Data for the task:
= = = = =

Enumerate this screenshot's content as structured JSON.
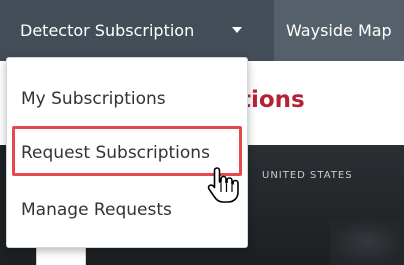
{
  "navbar": {
    "detector_label": "Detector Subscription",
    "wayside_label": "Wayside Map"
  },
  "page": {
    "title_fragment": "tions",
    "map_label": "UNITED STATES"
  },
  "dropdown": {
    "items": [
      {
        "label": "My Subscriptions"
      },
      {
        "label": "Request Subscriptions",
        "highlighted": true
      },
      {
        "label": "Manage Requests"
      }
    ]
  },
  "colors": {
    "navbar_bg": "#55606b",
    "navbar_active_bg": "#424d58",
    "title_red": "#b52238",
    "highlight_red": "#e5484d"
  },
  "icons": {
    "caret": "caret-down-icon",
    "cursor": "hand-pointer-icon"
  }
}
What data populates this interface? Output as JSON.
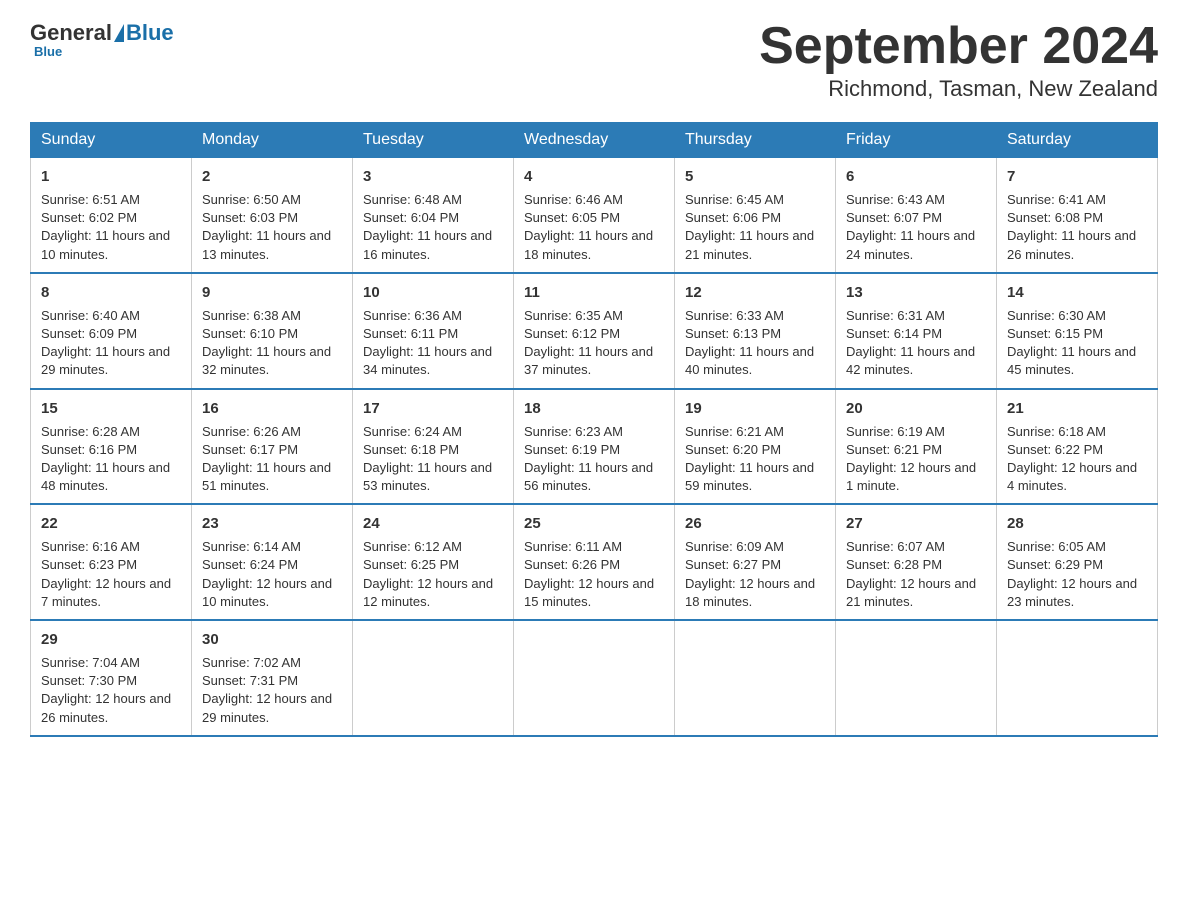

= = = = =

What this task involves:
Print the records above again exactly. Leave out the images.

Response:
Enumerate this screenshot's content as structured JSON.
{
  "navbar": {
    "detector_label": "Detector Subscription",
    "wayside_label": "Wayside Map"
  },
  "page": {
    "title_fragment": "tions",
    "map_label": "UNITED STATES"
  },
  "dropdown": {
    "items": [
      {
        "label": "My Subscriptions"
      },
      {
        "label": "Request Subscriptions",
        "highlighted": true
      },
      {
        "label": "Manage Requests"
      }
    ]
  },
  "colors": {
    "navbar_bg": "#55606b",
    "navbar_active_bg": "#424d58",
    "title_red": "#b52238",
    "highlight_red": "#e5484d"
  },
  "icons": {
    "caret": "caret-down-icon",
    "cursor": "hand-pointer-icon"
  }
}
What data populates this interface? Output as JSON.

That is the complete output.